── Task material

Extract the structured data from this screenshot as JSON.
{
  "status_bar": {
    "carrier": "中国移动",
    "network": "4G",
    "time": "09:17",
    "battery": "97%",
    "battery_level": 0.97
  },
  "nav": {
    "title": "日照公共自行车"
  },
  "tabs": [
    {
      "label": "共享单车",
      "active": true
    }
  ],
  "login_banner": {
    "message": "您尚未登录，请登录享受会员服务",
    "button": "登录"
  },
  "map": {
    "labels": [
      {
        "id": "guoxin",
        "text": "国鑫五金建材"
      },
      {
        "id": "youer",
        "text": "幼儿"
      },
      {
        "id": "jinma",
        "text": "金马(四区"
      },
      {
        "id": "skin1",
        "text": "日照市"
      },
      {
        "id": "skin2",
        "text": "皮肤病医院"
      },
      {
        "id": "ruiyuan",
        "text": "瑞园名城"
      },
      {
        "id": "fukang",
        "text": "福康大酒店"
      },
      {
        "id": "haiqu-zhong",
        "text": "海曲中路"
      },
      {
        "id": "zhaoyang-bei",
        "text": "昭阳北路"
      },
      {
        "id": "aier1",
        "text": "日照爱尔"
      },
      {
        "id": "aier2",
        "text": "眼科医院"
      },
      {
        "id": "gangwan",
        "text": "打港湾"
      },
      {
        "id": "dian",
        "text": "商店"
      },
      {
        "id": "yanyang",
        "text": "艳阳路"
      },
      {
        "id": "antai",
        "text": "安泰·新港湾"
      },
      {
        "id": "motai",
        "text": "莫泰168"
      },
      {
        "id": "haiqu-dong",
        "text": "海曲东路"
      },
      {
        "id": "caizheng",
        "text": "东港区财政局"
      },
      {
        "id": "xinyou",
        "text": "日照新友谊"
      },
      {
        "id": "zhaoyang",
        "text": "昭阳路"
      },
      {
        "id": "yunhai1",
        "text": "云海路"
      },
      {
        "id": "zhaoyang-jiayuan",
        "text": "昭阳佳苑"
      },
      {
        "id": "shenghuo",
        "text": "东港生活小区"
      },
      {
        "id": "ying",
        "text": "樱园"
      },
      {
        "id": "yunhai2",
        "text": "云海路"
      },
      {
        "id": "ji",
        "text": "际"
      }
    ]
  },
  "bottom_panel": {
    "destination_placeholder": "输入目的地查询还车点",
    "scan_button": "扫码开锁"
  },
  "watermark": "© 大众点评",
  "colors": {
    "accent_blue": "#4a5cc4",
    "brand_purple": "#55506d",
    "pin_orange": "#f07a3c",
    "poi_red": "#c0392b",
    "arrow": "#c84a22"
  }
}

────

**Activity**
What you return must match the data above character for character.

**Written response**
Extract the structured data from this screenshot as JSON.
{
  "status_bar": {
    "carrier": "中国移动",
    "network": "4G",
    "time": "09:17",
    "battery": "97%",
    "battery_level": 0.97
  },
  "nav": {
    "title": "日照公共自行车"
  },
  "tabs": [
    {
      "label": "共享单车",
      "active": true
    }
  ],
  "login_banner": {
    "message": "您尚未登录，请登录享受会员服务",
    "button": "登录"
  },
  "map": {
    "labels": [
      {
        "id": "guoxin",
        "text": "国鑫五金建材"
      },
      {
        "id": "youer",
        "text": "幼儿"
      },
      {
        "id": "jinma",
        "text": "金马(四区"
      },
      {
        "id": "skin1",
        "text": "日照市"
      },
      {
        "id": "skin2",
        "text": "皮肤病医院"
      },
      {
        "id": "ruiyuan",
        "text": "瑞园名城"
      },
      {
        "id": "fukang",
        "text": "福康大酒店"
      },
      {
        "id": "haiqu-zhong",
        "text": "海曲中路"
      },
      {
        "id": "zhaoyang-bei",
        "text": "昭阳北路"
      },
      {
        "id": "aier1",
        "text": "日照爱尔"
      },
      {
        "id": "aier2",
        "text": "眼科医院"
      },
      {
        "id": "gangwan",
        "text": "打港湾"
      },
      {
        "id": "dian",
        "text": "商店"
      },
      {
        "id": "yanyang",
        "text": "艳阳路"
      },
      {
        "id": "antai",
        "text": "安泰·新港湾"
      },
      {
        "id": "motai",
        "text": "莫泰168"
      },
      {
        "id": "haiqu-dong",
        "text": "海曲东路"
      },
      {
        "id": "caizheng",
        "text": "东港区财政局"
      },
      {
        "id": "xinyou",
        "text": "日照新友谊"
      },
      {
        "id": "zhaoyang",
        "text": "昭阳路"
      },
      {
        "id": "yunhai1",
        "text": "云海路"
      },
      {
        "id": "zhaoyang-jiayuan",
        "text": "昭阳佳苑"
      },
      {
        "id": "shenghuo",
        "text": "东港生活小区"
      },
      {
        "id": "ying",
        "text": "樱园"
      },
      {
        "id": "yunhai2",
        "text": "云海路"
      },
      {
        "id": "ji",
        "text": "际"
      }
    ]
  },
  "bottom_panel": {
    "destination_placeholder": "输入目的地查询还车点",
    "scan_button": "扫码开锁"
  },
  "watermark": "© 大众点评",
  "colors": {
    "accent_blue": "#4a5cc4",
    "brand_purple": "#55506d",
    "pin_orange": "#f07a3c",
    "poi_red": "#c0392b",
    "arrow": "#c84a22"
  }
}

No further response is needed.